## EXTRACTED DATA
::::::
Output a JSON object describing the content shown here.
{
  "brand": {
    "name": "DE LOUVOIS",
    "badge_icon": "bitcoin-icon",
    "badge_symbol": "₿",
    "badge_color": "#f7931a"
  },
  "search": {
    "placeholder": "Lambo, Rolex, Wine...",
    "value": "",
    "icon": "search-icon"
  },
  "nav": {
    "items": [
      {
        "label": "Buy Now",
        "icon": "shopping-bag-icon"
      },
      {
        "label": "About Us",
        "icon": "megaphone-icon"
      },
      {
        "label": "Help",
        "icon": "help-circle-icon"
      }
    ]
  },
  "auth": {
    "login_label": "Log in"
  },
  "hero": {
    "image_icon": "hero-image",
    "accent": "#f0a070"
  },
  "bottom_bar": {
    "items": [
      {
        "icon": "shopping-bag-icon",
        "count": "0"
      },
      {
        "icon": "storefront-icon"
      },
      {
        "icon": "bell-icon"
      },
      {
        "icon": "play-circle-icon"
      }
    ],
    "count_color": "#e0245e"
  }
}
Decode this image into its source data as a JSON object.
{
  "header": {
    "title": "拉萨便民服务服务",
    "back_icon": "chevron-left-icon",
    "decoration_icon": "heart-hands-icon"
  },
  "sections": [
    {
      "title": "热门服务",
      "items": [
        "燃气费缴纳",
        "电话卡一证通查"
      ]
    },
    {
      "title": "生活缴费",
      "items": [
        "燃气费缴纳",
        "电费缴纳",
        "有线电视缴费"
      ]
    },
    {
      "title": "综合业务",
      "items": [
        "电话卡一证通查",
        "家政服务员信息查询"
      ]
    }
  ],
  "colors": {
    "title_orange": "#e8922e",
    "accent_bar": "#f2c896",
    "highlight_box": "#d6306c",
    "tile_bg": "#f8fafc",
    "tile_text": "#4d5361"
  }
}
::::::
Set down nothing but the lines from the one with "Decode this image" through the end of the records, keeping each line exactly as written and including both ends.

## SOLUTION BELOW
Decode this image into its source data as a JSON object.
{
  "header": {
    "title": "拉萨便民服务服务",
    "back_icon": "chevron-left-icon",
    "decoration_icon": "heart-hands-icon"
  },
  "sections": [
    {
      "title": "热门服务",
      "items": [
        "燃气费缴纳",
        "电话卡一证通查"
      ]
    },
    {
      "title": "生活缴费",
      "items": [
        "燃气费缴纳",
        "电费缴纳",
        "有线电视缴费"
      ]
    },
    {
      "title": "综合业务",
      "items": [
        "电话卡一证通查",
        "家政服务员信息查询"
      ]
    }
  ],
  "colors": {
    "title_orange": "#e8922e",
    "accent_bar": "#f2c896",
    "highlight_box": "#d6306c",
    "tile_bg": "#f8fafc",
    "tile_text": "#4d5361"
  }
}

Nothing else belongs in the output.